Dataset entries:
*****
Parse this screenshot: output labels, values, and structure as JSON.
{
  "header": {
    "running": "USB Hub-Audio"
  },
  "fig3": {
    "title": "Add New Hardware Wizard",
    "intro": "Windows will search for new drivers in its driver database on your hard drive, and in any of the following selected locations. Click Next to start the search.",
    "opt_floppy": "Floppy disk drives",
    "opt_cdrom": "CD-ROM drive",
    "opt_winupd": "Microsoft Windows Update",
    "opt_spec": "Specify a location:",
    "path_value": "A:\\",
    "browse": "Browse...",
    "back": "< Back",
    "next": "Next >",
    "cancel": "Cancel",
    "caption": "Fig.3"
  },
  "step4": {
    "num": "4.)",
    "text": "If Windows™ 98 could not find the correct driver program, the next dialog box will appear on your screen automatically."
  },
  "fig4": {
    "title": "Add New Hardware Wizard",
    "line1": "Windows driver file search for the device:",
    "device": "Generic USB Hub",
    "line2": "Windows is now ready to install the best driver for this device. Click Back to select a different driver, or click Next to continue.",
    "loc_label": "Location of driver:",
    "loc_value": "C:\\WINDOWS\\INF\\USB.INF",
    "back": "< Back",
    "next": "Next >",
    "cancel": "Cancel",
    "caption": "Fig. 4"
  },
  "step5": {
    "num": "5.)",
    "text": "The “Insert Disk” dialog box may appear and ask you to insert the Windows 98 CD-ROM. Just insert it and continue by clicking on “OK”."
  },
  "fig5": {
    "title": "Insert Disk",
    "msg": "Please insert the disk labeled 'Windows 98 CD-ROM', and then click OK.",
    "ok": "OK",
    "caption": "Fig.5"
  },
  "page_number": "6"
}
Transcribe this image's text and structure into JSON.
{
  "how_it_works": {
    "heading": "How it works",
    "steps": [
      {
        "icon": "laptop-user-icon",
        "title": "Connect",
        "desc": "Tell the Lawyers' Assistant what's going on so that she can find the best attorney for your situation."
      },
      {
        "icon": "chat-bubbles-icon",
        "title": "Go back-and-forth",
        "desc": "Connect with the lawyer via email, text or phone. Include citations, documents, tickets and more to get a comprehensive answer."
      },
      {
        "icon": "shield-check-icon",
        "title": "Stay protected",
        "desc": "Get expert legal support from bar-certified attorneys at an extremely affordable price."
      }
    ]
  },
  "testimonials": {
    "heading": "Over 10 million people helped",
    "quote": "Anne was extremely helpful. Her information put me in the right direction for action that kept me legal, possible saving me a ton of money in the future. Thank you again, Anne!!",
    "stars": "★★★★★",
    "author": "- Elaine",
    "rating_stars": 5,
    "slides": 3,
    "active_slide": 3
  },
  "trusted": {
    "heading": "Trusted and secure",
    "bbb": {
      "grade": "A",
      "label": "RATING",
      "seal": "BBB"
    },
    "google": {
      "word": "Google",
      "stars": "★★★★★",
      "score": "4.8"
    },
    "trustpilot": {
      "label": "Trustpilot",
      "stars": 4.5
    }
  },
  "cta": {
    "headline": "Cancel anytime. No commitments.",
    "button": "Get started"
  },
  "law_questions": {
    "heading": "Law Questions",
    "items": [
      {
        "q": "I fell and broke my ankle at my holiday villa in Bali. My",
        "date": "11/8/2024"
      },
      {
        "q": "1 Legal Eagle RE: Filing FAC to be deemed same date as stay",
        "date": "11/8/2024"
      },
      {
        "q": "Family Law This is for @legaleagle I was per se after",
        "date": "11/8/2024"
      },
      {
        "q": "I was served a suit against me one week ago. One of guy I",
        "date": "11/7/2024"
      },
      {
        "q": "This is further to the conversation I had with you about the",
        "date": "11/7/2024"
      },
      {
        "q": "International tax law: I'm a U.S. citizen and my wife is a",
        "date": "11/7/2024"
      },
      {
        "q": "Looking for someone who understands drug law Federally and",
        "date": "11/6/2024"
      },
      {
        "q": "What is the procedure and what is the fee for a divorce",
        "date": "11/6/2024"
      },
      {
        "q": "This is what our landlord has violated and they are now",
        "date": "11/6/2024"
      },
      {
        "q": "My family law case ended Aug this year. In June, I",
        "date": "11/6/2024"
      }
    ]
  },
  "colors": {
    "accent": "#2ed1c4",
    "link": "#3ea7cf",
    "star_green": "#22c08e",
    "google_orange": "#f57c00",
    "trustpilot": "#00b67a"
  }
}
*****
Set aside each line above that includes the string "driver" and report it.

RESPONSE AREA ::
    "intro": "Windows will search for new drivers in its driver database on your hard drive, and in any of the following selected locations. Click Next to start the search.",
    "text": "If Windows™ 98 could not find the correct driver program, the next dialog box will appear on your screen automatically."
    "line1": "Windows driver file search for the device:",
    "line2": "Windows is now ready to install the best driver for this device. Click Back to select a different driver, or click Next to continue.",
    "loc_label": "Location of driver:",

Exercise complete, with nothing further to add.